**EXERCISE REQUIREMENTS**
From the records below, work out how many lines contain "true". Reply with that number alone.

**WORKING DATA**

********

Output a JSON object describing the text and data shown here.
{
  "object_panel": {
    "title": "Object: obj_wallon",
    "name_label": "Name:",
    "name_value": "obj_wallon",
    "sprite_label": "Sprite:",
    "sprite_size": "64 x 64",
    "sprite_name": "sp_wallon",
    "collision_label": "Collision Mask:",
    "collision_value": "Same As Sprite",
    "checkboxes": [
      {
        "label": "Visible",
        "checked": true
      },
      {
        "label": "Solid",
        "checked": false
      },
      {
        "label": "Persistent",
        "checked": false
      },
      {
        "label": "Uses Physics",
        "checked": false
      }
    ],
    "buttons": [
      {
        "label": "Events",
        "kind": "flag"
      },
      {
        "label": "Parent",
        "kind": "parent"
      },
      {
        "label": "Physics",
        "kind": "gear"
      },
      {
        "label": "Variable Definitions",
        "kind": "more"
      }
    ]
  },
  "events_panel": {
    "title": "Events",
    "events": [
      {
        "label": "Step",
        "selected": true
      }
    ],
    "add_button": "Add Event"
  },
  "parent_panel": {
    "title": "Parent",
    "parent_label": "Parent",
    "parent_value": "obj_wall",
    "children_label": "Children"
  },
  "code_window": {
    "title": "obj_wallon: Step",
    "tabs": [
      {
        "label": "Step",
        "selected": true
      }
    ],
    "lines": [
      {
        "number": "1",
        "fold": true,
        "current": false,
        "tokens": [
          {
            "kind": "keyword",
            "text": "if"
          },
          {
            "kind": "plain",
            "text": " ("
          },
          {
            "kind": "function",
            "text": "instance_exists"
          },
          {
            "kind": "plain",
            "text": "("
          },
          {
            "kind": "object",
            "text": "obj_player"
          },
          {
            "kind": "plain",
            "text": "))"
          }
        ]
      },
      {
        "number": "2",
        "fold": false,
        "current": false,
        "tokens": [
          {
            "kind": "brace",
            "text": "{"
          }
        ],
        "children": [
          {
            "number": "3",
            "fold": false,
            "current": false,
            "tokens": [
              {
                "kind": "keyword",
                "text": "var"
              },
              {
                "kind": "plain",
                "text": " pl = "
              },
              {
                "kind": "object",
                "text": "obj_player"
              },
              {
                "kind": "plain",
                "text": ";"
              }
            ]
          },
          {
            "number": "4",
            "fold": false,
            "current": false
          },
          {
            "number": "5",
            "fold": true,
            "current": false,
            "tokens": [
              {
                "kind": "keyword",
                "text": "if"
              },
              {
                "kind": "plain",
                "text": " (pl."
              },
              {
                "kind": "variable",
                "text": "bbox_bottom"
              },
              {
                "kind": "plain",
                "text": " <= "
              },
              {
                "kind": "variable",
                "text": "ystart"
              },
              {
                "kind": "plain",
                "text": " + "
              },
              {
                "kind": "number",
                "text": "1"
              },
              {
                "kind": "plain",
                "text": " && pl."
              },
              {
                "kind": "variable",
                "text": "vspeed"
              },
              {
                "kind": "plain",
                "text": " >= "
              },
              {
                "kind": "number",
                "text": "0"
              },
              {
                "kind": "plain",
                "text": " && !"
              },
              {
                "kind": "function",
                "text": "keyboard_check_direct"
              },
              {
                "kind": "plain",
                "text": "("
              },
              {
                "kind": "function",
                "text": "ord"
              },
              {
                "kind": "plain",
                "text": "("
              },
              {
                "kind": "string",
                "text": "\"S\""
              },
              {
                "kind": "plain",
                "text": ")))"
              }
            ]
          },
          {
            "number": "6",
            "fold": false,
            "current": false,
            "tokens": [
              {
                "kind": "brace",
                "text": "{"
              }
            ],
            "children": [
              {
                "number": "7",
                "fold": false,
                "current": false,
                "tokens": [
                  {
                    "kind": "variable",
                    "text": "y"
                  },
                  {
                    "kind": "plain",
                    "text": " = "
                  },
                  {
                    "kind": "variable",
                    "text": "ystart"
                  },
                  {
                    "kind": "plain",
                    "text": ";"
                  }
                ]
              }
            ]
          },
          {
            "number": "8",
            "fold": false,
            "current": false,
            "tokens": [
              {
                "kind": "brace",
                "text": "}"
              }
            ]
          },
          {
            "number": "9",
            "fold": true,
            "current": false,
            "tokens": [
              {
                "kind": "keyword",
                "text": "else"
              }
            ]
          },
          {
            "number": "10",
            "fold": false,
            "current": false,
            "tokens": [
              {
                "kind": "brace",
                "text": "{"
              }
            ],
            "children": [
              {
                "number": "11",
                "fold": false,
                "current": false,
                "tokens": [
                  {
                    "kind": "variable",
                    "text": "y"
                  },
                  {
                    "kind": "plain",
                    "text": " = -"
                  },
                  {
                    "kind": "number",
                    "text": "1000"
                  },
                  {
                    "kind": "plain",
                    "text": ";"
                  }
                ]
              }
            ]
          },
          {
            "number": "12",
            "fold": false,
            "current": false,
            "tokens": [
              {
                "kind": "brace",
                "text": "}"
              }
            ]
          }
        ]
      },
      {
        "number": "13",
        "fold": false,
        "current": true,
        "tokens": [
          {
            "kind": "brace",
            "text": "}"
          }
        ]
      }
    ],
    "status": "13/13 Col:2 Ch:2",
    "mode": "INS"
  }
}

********

**RESULT OF THE EXERCISE**
7